The pressure to hire properly isn’t going to go away as long as we see increased focus on nation-state cyber espionage and attacks, and the significant need to harden the systems in critical infrastructure. Additionally, traditional training doesn’t keep pace in producing security skills needed with constant changes in mobility, cloud architectures, virtualization, containerization, Internet connected devices (IoT), and others.


Many of the CISOs I’ve spoken to in industries such as financial services and health care contend that their industries are at 100% employment when it comes to information security positions. That’s not sustainable. We’ve been here before, of course: in the 80s and 90s and just before the dotcom bubble burst. In those days, if you had the right skill set, finding a job was not a problem. There are many such positions that firms are having a hard time fulfilling: cyber security analysts and engineers, software and systems engineers, and others.


Over the past few months, I’ve spoken with CISOs who say they have a hard time even finding interview candidates that they’d like to speak with for senior security positions.


So what is a company to do?


Here’s a start:

Mentoring program. One of the most important things an enterprise can do to cultivate security talent is to mentor young professionals who show an interest in cybersecurity. Have them work under seasoned information security professionals and provide clear goals and paths for their career growth.


Pay Competitively. This advice should go without saying, but many enterprises view information security as a technical role (which some positions are) but when it comes to mitigating risks, it’s more of a risk management function, and higher pay is necessary. It’s surprising the low pay that some organizations offer when they try to fill security positions that require years of experience and high levels of skills and aptitude. I know; I often get emails forwarded to me by those in the hunt. There’s no way around it: to compete for them, enterprises must pay competitively.


Work with local colleges and universities. It was only a handful of years ago when information security was a field of self-taught technologists: people who liked to take things apart and reassemble them into something new, or use technologies in novel ways that the creator may not have anticipated. While this hardy breed of hacker still exists, more are being educated in the field of cybersecurity in universities. In recent years, more universities have initiated cybersecurity programs. Work with these schools to provide input into the curriculum (these schools don’t always know what private industry needs) and see if partnerships can be created to provide some students with practical work experience.


Make it clear that data security is part of everyone’s job. While this won’t solve any security talent shortages directly, it will go a long way to helping secure your digital assets and infrastructure, as well as stretch the value of the security pros you do have in place. This effort would include broad cybersecurity awareness training for most every employee, security-specific training for IT operations teams, and secure coding training for developers.

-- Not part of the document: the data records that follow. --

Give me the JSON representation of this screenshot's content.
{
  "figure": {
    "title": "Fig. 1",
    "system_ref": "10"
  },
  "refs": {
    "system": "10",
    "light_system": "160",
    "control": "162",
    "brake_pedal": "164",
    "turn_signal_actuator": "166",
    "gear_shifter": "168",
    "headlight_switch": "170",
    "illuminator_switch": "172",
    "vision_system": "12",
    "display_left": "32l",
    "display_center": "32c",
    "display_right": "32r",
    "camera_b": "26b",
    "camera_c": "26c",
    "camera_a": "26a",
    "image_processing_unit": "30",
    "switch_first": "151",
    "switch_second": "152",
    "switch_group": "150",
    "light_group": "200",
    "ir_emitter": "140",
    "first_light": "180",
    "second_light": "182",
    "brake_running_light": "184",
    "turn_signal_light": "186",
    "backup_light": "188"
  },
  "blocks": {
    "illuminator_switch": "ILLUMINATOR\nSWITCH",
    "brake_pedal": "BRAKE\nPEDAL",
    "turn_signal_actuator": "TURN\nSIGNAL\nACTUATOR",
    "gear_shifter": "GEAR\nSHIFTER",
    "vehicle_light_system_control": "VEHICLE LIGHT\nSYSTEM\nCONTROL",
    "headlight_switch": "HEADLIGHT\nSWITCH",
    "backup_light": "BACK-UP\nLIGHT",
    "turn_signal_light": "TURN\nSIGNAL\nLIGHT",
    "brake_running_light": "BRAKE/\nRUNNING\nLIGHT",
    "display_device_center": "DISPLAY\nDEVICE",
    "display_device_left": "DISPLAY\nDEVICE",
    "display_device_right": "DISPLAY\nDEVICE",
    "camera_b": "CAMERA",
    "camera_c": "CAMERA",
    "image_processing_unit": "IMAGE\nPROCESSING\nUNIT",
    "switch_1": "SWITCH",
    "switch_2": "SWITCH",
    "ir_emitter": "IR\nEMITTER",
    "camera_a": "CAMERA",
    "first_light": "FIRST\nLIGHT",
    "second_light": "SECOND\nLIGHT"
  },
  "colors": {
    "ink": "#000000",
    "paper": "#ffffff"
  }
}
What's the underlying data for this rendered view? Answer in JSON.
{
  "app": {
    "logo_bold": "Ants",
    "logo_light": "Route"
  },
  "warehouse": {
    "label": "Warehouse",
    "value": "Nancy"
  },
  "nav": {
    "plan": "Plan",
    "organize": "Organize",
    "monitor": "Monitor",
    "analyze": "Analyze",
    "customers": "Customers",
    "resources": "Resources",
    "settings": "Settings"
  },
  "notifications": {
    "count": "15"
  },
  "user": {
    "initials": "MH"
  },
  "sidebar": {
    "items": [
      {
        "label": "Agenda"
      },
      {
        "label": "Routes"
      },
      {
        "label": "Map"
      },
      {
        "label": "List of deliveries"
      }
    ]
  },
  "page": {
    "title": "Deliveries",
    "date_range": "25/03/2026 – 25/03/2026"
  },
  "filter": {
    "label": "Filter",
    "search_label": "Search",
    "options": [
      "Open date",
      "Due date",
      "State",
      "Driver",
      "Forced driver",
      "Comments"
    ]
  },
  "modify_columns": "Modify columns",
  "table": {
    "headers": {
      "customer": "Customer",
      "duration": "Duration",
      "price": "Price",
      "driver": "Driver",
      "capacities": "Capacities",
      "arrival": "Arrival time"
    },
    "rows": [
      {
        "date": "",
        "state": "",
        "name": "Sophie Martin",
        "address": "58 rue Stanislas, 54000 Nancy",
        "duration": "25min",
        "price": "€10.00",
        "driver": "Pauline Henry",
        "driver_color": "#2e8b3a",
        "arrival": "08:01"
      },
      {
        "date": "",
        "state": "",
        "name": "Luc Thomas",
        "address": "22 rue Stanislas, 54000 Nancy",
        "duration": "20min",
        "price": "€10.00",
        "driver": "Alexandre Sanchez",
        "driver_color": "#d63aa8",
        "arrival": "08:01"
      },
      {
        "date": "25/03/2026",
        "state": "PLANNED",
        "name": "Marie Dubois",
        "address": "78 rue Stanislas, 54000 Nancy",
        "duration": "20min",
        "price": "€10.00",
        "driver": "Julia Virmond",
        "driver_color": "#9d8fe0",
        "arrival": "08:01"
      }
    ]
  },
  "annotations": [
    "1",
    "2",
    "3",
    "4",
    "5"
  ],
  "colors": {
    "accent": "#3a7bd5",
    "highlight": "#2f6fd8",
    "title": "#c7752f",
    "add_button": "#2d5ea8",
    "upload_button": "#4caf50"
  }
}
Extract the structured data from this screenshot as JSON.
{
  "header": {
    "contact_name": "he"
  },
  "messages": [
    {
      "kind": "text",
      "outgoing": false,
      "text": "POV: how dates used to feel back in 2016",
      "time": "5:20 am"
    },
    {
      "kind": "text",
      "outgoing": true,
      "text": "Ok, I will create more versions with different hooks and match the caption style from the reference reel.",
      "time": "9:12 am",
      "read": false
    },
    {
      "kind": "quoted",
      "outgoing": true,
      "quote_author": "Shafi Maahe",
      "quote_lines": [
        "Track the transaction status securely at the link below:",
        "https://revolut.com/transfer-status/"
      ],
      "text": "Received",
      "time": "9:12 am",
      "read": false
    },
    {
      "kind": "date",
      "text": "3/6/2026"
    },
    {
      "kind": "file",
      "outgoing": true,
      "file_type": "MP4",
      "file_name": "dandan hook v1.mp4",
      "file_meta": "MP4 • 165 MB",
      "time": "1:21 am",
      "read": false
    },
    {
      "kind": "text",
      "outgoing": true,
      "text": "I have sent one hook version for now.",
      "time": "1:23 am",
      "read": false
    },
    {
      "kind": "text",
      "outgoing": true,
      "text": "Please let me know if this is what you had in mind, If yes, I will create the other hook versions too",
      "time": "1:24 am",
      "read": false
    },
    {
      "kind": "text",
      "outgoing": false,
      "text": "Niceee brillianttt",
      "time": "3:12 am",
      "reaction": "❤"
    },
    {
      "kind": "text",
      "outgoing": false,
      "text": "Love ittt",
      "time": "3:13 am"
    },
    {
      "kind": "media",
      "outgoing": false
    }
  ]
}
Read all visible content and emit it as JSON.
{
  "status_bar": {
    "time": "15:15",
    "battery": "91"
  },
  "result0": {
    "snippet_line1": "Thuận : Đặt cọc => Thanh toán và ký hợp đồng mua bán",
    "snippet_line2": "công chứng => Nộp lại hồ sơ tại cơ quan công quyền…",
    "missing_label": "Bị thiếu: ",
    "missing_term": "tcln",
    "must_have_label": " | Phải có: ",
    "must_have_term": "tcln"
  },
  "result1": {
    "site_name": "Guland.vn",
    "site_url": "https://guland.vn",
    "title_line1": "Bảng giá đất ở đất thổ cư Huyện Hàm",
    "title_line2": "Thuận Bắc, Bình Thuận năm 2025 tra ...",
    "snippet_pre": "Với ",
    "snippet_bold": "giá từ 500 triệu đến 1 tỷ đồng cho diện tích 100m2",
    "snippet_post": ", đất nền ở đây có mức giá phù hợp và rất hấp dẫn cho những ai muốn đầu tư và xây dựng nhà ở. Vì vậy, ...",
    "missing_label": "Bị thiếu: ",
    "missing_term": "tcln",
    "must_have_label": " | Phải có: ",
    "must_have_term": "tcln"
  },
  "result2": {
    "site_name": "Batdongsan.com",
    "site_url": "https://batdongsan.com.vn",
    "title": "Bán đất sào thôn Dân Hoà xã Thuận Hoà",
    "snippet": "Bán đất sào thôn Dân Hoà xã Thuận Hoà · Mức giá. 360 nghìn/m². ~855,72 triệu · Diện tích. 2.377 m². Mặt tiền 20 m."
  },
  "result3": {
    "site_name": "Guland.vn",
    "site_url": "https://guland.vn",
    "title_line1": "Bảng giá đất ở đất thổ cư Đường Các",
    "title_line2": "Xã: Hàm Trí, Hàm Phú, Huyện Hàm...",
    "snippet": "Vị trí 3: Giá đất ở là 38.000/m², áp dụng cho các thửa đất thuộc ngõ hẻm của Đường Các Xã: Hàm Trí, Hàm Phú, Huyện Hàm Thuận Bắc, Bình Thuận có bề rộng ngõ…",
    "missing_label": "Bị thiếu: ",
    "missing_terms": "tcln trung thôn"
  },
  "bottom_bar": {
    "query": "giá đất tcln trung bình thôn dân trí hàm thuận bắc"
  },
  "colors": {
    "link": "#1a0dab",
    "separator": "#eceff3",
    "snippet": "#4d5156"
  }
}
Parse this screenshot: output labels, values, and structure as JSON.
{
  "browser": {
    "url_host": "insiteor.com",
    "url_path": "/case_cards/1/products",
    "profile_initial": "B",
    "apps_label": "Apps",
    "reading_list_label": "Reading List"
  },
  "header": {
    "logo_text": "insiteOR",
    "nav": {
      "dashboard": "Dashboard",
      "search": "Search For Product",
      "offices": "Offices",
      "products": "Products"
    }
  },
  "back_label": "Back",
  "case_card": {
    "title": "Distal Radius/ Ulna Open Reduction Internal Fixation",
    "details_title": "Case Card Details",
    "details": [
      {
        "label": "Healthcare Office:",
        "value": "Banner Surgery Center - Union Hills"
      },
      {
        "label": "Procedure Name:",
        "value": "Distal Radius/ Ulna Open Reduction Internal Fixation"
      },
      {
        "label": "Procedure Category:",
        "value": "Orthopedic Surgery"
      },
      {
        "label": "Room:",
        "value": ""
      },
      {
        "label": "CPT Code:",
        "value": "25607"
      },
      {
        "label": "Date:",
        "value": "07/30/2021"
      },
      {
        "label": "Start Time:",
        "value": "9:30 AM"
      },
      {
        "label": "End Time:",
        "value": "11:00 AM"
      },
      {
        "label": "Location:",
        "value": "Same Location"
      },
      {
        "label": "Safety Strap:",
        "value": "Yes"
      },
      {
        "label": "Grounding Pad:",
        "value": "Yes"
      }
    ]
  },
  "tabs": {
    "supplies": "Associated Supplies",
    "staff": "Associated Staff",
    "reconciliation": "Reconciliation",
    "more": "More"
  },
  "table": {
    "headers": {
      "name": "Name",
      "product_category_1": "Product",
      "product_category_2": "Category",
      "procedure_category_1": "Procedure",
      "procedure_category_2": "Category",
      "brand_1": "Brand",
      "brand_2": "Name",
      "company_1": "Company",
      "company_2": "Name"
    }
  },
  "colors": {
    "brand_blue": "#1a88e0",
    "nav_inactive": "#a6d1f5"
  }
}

Create a place they want to work. If you want to avoid cybersecurity brain drain, create a place where security professionals want to work. Provide adequate training and ensure that security is involved in the development processes and that the security team has the support of senior management, including the board of directors, if applicable.


Because the best way to ensure your organization isn’t stuck shopping on the open market for security talent, do whatever you can to keep those you have already in-house.